  6. Bicarbonate of Soda • Also known as baking soda or sodium bicarbonate, bicarbonate of soda is used as a leavening agent for a variety of baked goods, such as scones, cakes, puddings, biscuits and batters. It is usually used with and acid ingredient such as cream of tartar, buttermilk or orange juice. The white powder is activated as soon as it is mixed with an acidic liquid, releasing carbon dioxide gas that causes the baked item to rise. • Bicarbonate of soda can last for up to 3 years in a cool dry place. However, if it is allowed to get warm or damp, the soda will start to react, thus adversely affecting its effectiveness.

  7. Cream of Tartar • Cream of tartar is a fine white powder that is extracted from the tartaric acid that crystallises in wine casks during the fermentation of the grapes. • It may be combined with bicarbonate of soda to produce baking powder, which is added to cake and scone mixtures to help them rise. • A pinch of cream of tartar can also help to increase the volume and stability of whisked egg whites, before they are made into meringues or folded into cake batters.

  8. Baking Powder • Baking powder is used as a leavening agent for a range of doughs and batters for items such as cakes, puddings, scones and biscuits. It is made from a combination of alkaline and acid substances (usually bicarbonate of soda and cream of tartar) that react when they come into contact with moisture and warmth to produce carbon dioxide bubbles. These bubbles expand during the cooking process to cause the baked item to rise, producing a fine, delicate-textured result.

  9. Self Raising Flour • Self-raising flour is white flour that is sold premixed with chemical leavening agents.

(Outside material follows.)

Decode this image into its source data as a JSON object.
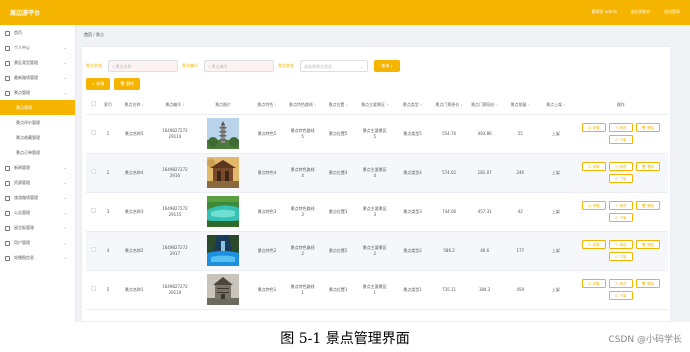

Self-raising flour is composed of the following plain flour with baking powder added.

  10. So how do they work?

  11. Yeast • Yeast is a single-cell fungus that feeds on simple sugars to produce carbon dioxide and alcohol. It is used to ferment grains and fruits to make wine, beer and spirits, and as a leavening agent to make a range of breads and baked products. Baker's yeast may be used to make a variety of breads, rolls, cakes and sweet dough mixtures. • When the yeast is added to a mixture of dough, a fermentation process begins as the yeast feeds on the sugars and produces carbon dioxide gas, which causes the dough to rise

  12. Types of flour